# To do
Spot each line in the data below containing "open" and copy it.

# Entries shown
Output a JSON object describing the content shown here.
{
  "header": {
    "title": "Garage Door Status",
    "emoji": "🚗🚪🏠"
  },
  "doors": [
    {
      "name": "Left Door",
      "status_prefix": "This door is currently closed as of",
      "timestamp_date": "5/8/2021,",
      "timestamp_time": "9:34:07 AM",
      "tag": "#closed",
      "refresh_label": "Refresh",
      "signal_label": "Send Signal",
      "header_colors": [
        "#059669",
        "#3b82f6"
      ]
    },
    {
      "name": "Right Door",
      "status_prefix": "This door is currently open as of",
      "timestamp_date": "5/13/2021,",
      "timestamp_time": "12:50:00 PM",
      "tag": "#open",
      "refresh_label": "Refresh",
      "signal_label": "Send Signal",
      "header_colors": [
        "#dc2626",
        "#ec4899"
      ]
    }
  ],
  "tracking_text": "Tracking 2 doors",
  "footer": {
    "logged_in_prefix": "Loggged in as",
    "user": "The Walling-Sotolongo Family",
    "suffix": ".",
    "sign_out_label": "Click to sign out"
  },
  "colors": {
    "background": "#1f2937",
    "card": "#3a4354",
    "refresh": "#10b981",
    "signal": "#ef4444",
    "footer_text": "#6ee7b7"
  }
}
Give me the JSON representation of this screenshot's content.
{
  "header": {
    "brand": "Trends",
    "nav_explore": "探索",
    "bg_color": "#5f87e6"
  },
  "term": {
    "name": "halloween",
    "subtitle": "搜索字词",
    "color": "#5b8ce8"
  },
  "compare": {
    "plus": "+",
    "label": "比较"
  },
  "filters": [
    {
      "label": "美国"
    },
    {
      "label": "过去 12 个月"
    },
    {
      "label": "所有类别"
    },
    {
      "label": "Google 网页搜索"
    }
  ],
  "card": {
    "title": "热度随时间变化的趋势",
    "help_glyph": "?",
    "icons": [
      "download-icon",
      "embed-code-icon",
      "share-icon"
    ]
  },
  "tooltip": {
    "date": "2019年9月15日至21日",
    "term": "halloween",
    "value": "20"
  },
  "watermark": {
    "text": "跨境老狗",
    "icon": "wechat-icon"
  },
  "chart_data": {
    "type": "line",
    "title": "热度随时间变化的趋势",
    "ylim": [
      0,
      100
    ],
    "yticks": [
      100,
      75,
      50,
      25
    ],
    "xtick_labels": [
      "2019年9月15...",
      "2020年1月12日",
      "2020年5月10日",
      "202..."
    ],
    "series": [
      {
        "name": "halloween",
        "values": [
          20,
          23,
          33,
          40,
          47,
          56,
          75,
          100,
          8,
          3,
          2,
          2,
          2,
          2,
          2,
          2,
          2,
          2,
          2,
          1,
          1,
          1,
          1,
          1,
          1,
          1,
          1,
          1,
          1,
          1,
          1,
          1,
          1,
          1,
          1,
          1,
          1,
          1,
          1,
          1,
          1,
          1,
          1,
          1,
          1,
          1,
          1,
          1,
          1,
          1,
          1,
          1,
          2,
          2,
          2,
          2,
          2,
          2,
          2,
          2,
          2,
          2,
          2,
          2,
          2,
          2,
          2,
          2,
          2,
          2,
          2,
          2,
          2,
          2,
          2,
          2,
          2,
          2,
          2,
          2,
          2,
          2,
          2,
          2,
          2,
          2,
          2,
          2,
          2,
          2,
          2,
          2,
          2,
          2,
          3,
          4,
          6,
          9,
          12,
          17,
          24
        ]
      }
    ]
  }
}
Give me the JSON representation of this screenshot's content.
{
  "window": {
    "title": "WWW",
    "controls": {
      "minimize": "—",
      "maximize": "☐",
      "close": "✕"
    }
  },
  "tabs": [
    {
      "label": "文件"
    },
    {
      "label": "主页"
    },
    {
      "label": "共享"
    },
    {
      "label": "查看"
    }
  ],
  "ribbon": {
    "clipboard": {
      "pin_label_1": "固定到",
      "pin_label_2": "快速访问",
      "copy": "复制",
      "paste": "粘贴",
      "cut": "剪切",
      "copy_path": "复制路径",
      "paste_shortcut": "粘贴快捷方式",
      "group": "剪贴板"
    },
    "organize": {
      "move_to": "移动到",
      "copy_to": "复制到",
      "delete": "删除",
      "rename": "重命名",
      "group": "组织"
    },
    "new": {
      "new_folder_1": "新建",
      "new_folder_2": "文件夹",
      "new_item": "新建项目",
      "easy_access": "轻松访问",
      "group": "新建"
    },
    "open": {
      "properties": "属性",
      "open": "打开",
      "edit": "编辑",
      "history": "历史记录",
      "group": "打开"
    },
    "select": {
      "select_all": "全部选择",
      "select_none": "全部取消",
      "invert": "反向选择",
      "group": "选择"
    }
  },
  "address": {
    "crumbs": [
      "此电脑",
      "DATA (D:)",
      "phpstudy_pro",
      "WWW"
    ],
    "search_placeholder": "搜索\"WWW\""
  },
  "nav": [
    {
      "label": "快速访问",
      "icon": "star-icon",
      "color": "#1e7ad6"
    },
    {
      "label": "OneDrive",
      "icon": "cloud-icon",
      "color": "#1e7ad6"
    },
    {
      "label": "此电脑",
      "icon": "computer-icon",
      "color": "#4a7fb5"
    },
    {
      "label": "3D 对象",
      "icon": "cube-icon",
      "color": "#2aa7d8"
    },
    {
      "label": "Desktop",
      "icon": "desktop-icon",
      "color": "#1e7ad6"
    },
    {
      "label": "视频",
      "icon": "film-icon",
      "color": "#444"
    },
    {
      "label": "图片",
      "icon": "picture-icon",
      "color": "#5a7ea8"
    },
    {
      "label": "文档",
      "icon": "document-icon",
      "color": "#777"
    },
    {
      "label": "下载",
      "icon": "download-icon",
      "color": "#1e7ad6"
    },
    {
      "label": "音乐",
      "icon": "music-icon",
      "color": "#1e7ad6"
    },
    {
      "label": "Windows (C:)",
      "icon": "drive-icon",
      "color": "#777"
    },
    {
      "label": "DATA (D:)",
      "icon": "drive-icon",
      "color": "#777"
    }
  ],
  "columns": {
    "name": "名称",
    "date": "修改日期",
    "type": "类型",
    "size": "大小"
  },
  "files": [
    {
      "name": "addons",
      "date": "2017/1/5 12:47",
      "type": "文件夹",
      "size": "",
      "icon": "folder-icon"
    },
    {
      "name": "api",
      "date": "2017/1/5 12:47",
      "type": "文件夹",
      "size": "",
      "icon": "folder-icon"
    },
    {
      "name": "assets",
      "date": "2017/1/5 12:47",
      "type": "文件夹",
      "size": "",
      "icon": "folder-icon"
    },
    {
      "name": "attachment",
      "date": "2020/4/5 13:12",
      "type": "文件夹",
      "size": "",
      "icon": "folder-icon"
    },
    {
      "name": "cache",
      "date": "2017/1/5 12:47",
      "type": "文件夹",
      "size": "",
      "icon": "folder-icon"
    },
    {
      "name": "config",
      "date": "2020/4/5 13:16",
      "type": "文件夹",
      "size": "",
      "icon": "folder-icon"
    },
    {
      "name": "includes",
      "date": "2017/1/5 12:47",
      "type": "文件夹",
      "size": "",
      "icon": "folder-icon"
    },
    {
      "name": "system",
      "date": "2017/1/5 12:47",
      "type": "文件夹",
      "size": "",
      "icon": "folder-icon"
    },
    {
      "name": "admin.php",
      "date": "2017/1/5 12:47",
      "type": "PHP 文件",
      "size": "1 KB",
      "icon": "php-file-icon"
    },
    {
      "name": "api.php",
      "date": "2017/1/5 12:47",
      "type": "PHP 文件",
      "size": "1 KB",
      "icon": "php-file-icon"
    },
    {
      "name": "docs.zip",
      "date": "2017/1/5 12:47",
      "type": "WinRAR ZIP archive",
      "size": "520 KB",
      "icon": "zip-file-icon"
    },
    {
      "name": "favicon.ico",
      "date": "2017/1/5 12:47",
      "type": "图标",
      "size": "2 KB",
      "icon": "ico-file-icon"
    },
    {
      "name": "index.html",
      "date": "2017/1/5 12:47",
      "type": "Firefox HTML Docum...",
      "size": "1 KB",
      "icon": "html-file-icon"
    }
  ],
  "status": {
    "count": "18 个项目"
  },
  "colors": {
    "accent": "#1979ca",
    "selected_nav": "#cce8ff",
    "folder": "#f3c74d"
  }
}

# Result
      "status_prefix": "This door is currently open as of",
      "tag": "#open",
    "open": {
      "open": "打开",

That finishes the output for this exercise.